Mulder, Aida I. Ramos, and Gerardo Martí—depict the colorful tapestry that is. In Latin America, now home to half of the world's Catholic population, Catholicism is actually under siege. Dramatic Protestant gains have come mostly at.
Karl-Wilhelm Westmeier is the author of Protestant Pentecostalism in Latin America ( avg rating, 3 ratings, 0 reviews, published ), Protestant Pe /5(4).
Protestantism is mostly a group of niche movements in predominantly Catholic Latin America. The th anniversary of the Reformation is an opportunity for Christianity's various sects to find new.
Document Type: Book: OCLC Number: Notes: Cover title. Description: 53 pages: illustrations ; 21 cm. Contents: Peru. New Latin American ecumenism rooted in churches' response to social need ical Cuban youth group treats of Christian vocation in political situations --Costa ans seek solidarity from Buenos Aires --World Council.
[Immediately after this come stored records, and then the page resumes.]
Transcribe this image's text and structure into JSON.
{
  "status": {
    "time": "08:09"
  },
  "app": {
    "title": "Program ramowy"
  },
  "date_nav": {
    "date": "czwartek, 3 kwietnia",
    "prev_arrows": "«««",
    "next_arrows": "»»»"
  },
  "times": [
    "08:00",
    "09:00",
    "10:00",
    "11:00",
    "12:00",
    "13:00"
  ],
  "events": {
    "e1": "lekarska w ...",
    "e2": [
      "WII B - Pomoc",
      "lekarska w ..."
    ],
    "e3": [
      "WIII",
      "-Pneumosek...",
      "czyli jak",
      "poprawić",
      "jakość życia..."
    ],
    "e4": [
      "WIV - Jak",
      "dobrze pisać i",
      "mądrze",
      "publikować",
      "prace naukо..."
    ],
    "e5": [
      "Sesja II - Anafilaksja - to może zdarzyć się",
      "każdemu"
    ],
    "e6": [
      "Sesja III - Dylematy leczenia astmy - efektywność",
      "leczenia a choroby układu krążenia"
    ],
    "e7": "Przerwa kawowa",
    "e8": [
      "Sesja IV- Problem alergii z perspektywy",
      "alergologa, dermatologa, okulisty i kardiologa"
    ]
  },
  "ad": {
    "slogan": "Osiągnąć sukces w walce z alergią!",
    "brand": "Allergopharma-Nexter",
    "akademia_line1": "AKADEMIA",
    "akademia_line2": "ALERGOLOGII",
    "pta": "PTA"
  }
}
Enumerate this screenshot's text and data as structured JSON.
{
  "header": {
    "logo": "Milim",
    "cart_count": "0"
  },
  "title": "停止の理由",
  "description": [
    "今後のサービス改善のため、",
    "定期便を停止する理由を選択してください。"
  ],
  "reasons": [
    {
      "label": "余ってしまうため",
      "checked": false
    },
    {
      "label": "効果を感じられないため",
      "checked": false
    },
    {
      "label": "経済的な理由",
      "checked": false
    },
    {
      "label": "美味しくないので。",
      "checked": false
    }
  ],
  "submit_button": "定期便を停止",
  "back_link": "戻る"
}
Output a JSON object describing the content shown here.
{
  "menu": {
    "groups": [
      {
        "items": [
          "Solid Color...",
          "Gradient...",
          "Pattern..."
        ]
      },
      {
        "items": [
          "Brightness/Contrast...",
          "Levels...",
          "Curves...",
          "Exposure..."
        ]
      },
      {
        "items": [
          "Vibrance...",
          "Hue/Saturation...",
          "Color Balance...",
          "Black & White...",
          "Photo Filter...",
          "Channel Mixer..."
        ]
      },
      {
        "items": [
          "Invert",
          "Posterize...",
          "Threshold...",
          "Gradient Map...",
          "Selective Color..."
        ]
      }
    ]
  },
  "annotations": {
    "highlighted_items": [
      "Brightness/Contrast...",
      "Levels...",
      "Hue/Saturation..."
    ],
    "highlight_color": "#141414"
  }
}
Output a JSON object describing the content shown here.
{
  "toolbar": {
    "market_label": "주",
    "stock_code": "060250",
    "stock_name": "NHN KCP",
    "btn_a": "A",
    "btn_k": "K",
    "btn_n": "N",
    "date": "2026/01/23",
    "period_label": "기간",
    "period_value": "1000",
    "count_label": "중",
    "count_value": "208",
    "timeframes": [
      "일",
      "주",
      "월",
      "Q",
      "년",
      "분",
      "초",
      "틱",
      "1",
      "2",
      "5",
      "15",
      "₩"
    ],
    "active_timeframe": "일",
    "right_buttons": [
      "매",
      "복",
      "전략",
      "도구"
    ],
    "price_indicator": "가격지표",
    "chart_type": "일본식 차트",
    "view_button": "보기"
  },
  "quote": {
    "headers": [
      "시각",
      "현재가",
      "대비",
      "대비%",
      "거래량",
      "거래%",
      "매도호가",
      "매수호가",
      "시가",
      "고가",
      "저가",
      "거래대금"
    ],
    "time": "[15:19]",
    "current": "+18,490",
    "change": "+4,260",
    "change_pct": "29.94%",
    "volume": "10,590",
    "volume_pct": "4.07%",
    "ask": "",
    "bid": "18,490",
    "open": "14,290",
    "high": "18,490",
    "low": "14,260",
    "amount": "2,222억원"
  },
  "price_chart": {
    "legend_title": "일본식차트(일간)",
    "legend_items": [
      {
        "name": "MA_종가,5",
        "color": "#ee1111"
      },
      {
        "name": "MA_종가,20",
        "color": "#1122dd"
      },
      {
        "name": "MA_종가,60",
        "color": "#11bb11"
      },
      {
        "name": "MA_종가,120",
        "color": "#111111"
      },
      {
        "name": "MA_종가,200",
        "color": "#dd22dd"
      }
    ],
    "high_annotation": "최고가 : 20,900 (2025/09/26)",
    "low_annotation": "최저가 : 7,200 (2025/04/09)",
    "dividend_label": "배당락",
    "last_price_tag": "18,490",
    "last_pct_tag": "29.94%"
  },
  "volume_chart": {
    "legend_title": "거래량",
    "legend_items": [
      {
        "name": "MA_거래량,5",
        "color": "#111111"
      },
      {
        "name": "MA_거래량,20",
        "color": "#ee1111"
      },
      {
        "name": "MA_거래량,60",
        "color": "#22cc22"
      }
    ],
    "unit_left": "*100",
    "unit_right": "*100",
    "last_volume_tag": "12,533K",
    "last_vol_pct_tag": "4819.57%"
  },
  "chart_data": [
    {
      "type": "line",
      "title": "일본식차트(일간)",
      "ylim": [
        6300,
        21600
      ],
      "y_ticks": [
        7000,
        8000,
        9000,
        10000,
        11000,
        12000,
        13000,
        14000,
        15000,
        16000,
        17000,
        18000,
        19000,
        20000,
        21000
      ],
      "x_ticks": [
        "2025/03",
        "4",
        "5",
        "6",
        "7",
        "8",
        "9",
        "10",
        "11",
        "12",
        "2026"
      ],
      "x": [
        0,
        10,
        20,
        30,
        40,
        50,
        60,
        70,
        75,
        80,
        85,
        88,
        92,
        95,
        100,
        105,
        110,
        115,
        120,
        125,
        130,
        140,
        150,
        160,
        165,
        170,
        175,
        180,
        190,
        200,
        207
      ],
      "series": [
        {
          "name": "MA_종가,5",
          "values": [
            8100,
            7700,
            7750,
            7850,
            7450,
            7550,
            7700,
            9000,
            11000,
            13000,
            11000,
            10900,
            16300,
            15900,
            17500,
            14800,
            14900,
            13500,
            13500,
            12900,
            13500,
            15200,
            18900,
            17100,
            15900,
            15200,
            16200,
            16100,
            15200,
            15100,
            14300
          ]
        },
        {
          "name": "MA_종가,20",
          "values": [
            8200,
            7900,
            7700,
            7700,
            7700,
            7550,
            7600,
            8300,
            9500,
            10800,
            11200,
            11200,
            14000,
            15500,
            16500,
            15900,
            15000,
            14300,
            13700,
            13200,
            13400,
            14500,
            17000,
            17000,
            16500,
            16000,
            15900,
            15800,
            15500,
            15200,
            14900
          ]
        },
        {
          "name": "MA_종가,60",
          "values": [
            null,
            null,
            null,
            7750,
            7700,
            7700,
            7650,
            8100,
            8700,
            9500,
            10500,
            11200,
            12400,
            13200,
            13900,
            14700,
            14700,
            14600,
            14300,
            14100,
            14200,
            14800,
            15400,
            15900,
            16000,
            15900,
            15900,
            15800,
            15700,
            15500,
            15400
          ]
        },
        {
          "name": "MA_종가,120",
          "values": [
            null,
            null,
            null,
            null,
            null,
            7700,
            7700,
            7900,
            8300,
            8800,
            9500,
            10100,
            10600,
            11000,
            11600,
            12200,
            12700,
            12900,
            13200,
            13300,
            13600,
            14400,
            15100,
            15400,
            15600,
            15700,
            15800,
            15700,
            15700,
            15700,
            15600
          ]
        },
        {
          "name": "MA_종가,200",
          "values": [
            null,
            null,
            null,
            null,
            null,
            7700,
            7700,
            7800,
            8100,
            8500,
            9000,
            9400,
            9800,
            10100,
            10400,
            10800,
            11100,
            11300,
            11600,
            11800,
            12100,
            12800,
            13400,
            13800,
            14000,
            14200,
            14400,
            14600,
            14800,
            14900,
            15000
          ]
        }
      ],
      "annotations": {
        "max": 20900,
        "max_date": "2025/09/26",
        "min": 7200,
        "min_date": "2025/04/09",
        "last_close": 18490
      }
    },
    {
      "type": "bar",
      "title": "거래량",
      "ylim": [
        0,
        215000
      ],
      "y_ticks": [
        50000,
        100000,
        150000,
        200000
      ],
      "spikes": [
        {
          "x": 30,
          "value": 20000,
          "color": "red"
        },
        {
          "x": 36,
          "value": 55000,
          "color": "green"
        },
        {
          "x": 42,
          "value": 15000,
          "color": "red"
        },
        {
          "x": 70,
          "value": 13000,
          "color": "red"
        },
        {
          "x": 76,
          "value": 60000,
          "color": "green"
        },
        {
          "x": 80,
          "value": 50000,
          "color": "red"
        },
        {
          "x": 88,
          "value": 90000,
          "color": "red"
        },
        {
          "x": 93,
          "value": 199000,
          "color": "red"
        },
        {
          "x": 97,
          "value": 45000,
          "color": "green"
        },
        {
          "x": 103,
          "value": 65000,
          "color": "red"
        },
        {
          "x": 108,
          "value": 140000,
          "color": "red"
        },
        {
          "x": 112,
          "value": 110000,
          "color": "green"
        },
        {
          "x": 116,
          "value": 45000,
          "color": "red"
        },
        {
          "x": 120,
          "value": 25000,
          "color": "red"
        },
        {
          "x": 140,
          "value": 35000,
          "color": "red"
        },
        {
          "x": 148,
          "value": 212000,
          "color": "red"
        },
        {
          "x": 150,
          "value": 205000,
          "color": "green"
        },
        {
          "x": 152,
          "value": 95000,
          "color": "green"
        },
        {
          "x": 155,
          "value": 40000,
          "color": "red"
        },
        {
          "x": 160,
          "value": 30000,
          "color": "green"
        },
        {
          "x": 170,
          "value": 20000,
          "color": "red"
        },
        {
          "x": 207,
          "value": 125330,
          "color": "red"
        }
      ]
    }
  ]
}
“Evangelization efforts by Protestant churches seem to be having an impact," Pew notes. "Across Latin America, more than half of those who have switched from. This book examines some of the more important new analyses and discoveries about religious movements in Latin America Includes bibliographical references and index pt.
Roman Catholicism. The struggle to be soul provider: Catholic responses to Protestant growth in Latin America Pages: The fastest growing church group in latin America today is Pentecostal followed by Catholics. than 'Head' and introduced a new prayer book.
As you can see, it is called The Religious. Protestantism Explodes. SINCE COLUMBUS, Roman Catholicism has dominated the history and culture of Latin America. Protestantism was virtually unknown in the region until last century, and then only in a marginal way. But beginning in the s, Protestantism began mushrooming in Latin America.
In Protestants totaled about ,The Reformation of Latin America. By Pedro C. Moreno Published September 1, WE LIVE IN AN AGE OF PROFOUND transformations in Latin America – both spiritually and socially. It has been said that the recent spiritual revival that is taking place in the continent – mainly due to the Protestant expansion, but also within Catholic circles – may well be one of the last hopes for the.
"Christianity in Latin America" provides a complete overview of more than years of the history of Christianity in the New World. This book specifically focuses on conquest, exploitation of slave- and forced labor, mission, the formation of the Catholic Church after the council of Trent, Inquisition, popular religiosity, and postcolonial state formation.